kind: ClusterIssuer
name: letsencrypt-production
email: enter your email id here
name: letsencrypt-production
- http01:
class: nginx

Step 8: Apply the issuer through the Kubectl command

kubectl apply -f issuer.yaml

Step 9: Create an ingress route configuration

We are creating this ingress just to set up a certificate for our domain. We won’t use this ingress to access the neo4j application from outside the cluster.

Here is why:

Ingress cannot be used because Neo4j’s driver protocol communicates at the TCP level and most Ingress only support HTTP communication. Node Port services cannot be associated with a static IP address, making setting up DNS and SSL very difficult. Using NodePort can additionally create configuration challenges for some Neo4j applications that expect to use port 7687

kind: Ingress
name: neo4j-ingress
annotations: letsencrypt-production
ingressClassName: nginx
- hosts:
secretName: tls-secret
- host:
- pathType: Prefix
path: /
name: my-neo4j-admin
number: 7474

Step 10: Apply the configuration.

kubectl apply -f ingress.yaml

Step 11: Verify that the certificate is applied to your custom domain.

kubectl get certificate
Certificate status

As we cannot communicate with the ingress directly, we will be using a Helm chart named neo4j/neo4j-reverse-proxy to access Neo4j on either port 80 or port 443 through a Kubernetes Ingress.
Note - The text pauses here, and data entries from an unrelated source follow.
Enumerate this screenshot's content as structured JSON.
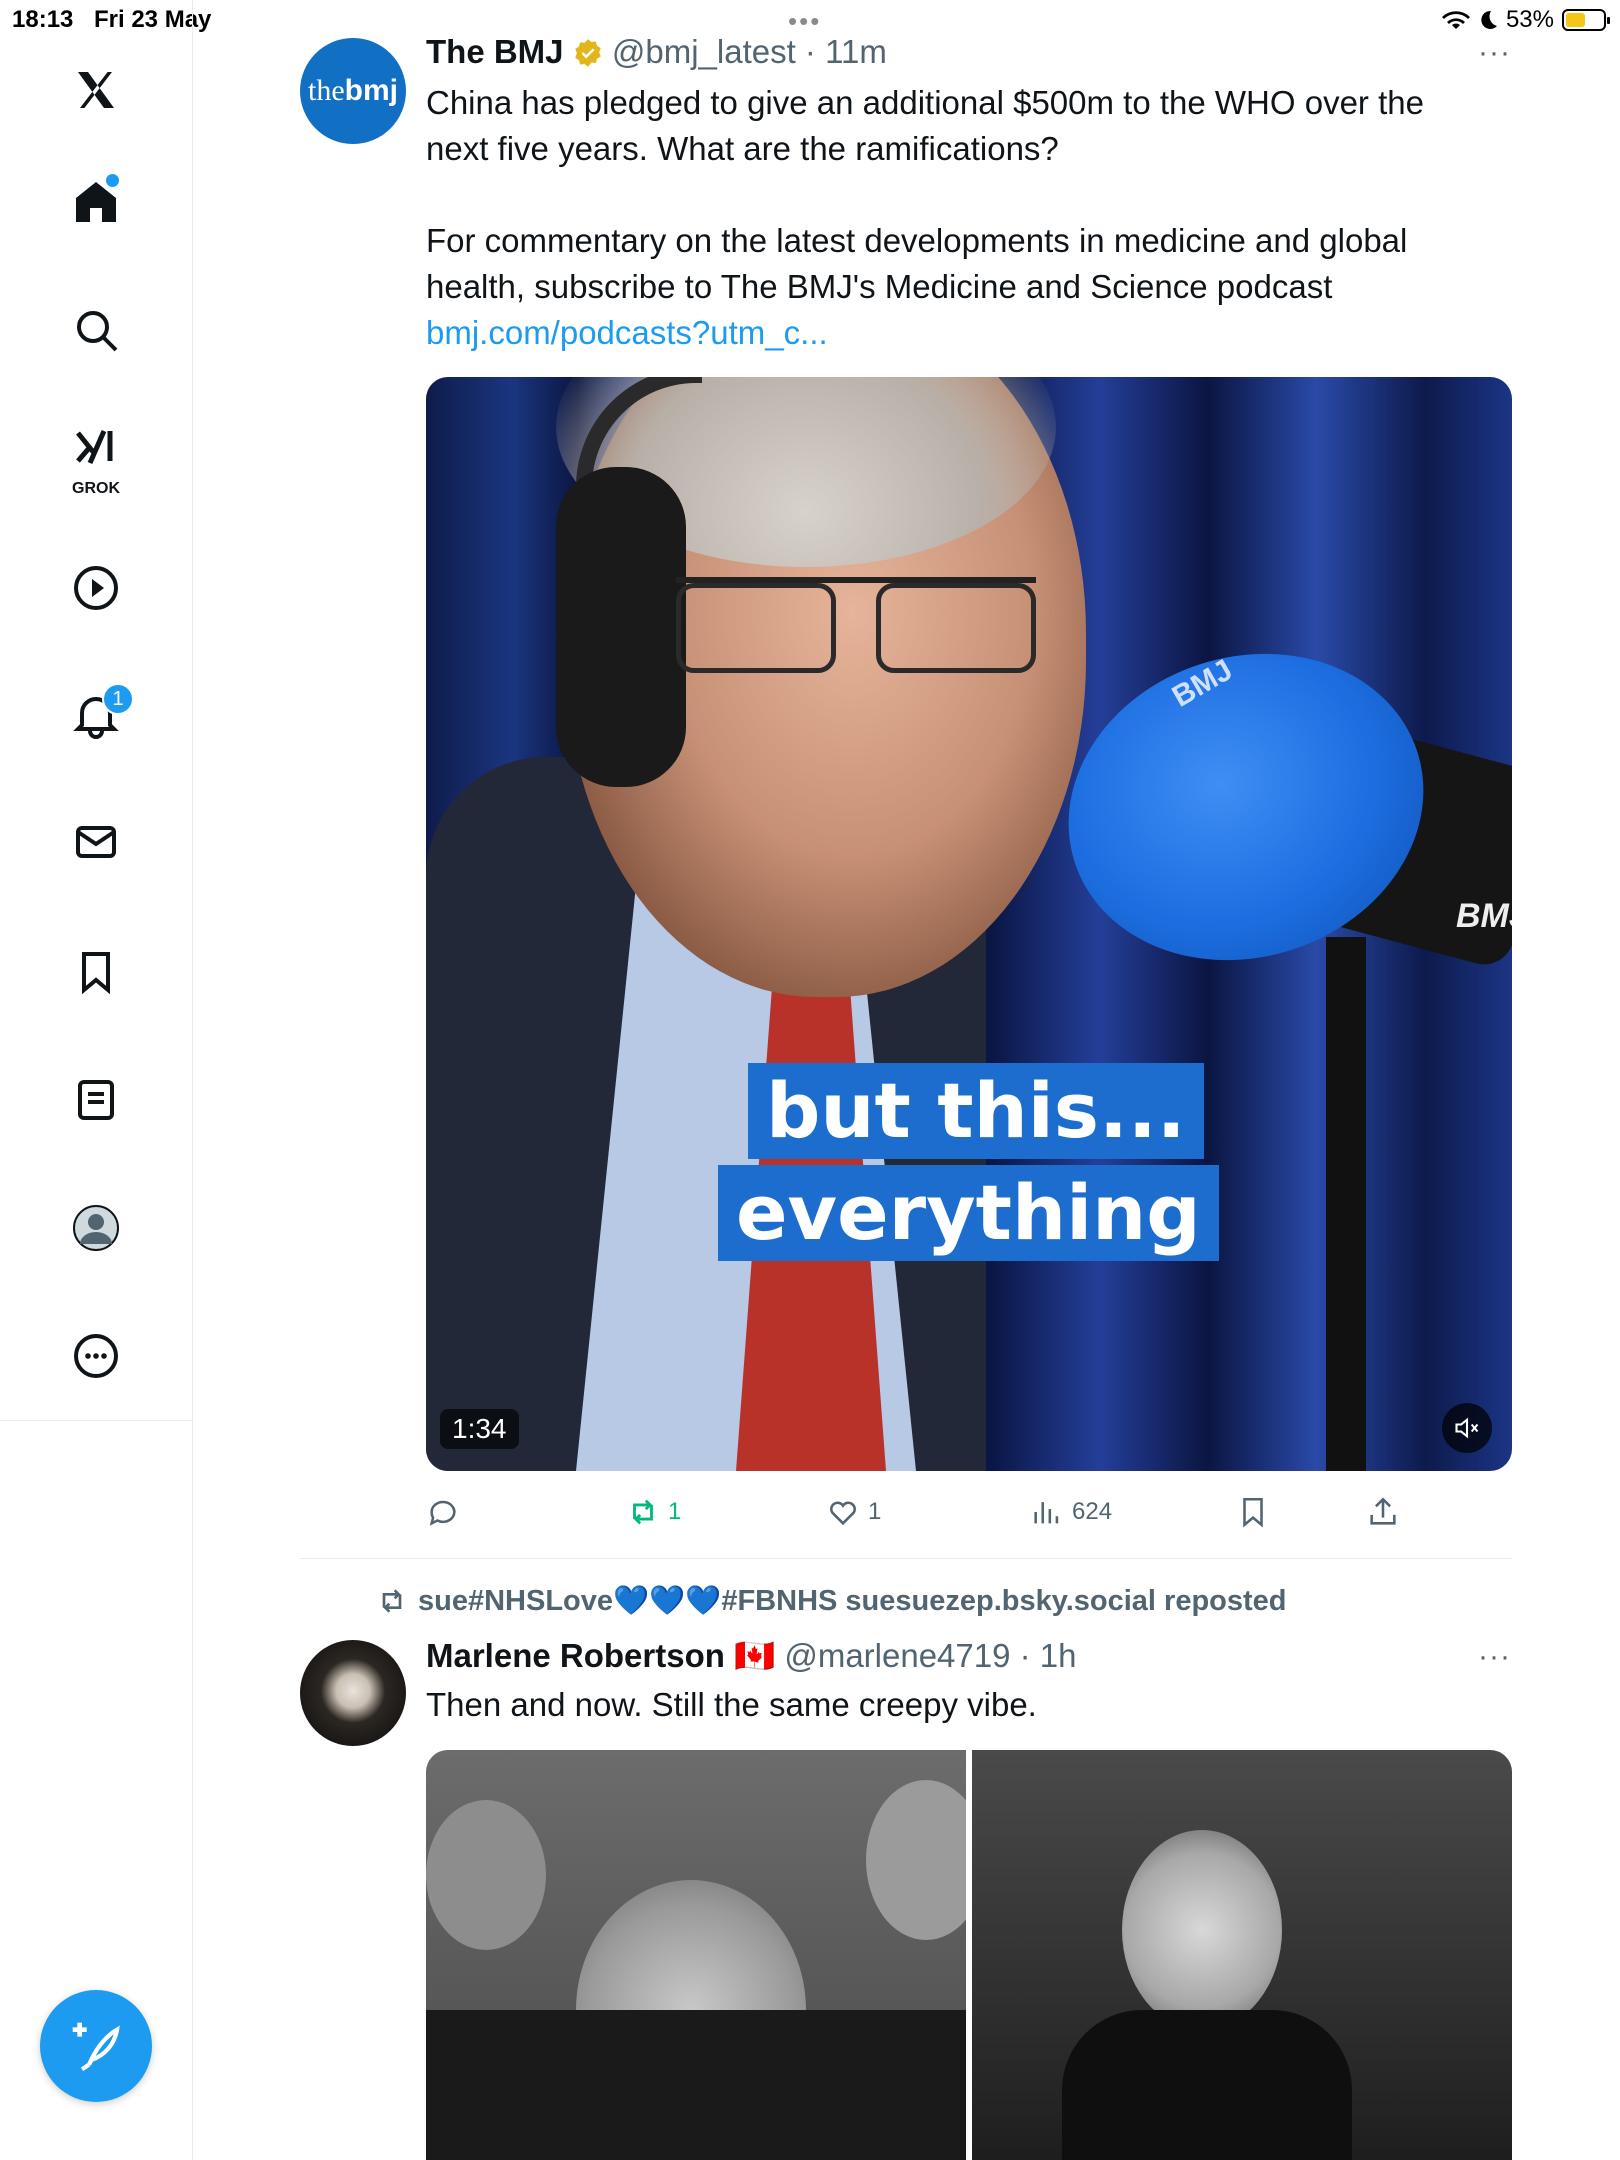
{
  "status_bar": {
    "time": "18:13",
    "date": "Fri 23 May",
    "battery": "53%",
    "battery_level": 0.53
  },
  "sidebar": {
    "items": [
      {
        "name": "x-logo"
      },
      {
        "name": "home",
        "has_dot": true
      },
      {
        "name": "search"
      },
      {
        "name": "grok",
        "label": "GROK"
      },
      {
        "name": "video"
      },
      {
        "name": "notifications",
        "badge": "1"
      },
      {
        "name": "messages"
      },
      {
        "name": "bookmarks"
      },
      {
        "name": "lists"
      },
      {
        "name": "profile"
      },
      {
        "name": "more"
      }
    ],
    "compose_icon": "compose-icon"
  },
  "tweet1": {
    "avatar_text_light": "the",
    "avatar_text_bold": "bmj",
    "name": "The BMJ",
    "handle": "@bmj_latest",
    "time": "11m",
    "text_line1": "China has pledged to give an additional $500m to the WHO over the",
    "text_line2": "next five years. What are the ramifications?",
    "text_line3": "For commentary on the latest developments in medicine and global",
    "text_line4": "health, subscribe to The BMJ's Medicine and Science podcast",
    "link": "bmj.com/podcasts?utm_c...",
    "video": {
      "caption_line1": "but this...",
      "caption_line2": "everything",
      "duration": "1:34",
      "mic_logo": "BMJ",
      "mic_logo_top": "BMJ"
    },
    "stats": {
      "reposts": "1",
      "likes": "1",
      "views": "624"
    }
  },
  "tweet2": {
    "repost_label": "sue#NHSLove💙💙💙#FBNHS suesuezep.bsky.social reposted",
    "name": "Marlene Robertson",
    "flag": "🇨🇦",
    "handle": "@marlene4719",
    "time": "1h",
    "text": "Then and now.  Still the same  creepy vibe."
  },
  "colors": {
    "accent": "#1d9bf0",
    "retweet_green": "#00ba7c",
    "muted": "#536471",
    "bmj_blue": "#1270c4"
  }
}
This Helm chart is available on the Neo4j Helm repository.

This Helm chart creates a reverse proxy that is configured to route traffic to the Neo4j service URL using the serviceName, namespace, and domain values.

Step 12: Create a new file named ingress-values. yml.

image: neo4j/helm-charts-reverse-proxy:5.12.0
serviceName: "my-neo4j-admin"
enabled: true
className: nginx
annotations: letsencrypt-production
enabled: true
- secretName: tls-secret
helm install rp neo4j/neo4j-reverse-proxy -f ingress-values.yaml
Neo4j installation
watch -n1 kubectl get ing #use this command to see status of ingress
Reverse proxy and ingress status

Step 13: To improve traffic routing and add extra features like request rewriting, rate limiting, or authentication, we will delete the current ingress. This means that instead of going straight to the my-neo4j-admin service, traffic for will now be directed to the reverse proxy.

kubectl delete -f ingress.yaml

Step 14: Check your domain to see neo4j deployment.

Neo4j dashboard

Step 15: Double-check if you can access the database with either the neo4j+s:// or bolt+s:// protocol.

username = neo4j
password = test1234
Connection using neo4j+s
Connection using bolt+s


If you’re too lazy to read the entire blog, clone this repo AmitGujar/k8s-neo4j-deployment and run the command “”.

Throughout this tutorial, we covered all the necessary steps involved in deploying Neo4j on an AKS cluster. By following these steps, you can efficiently deploy and utilize Neo4j on your AKS cluster with an TLS certificate, enabling you to take full advantage of its powerful graph database capabilities.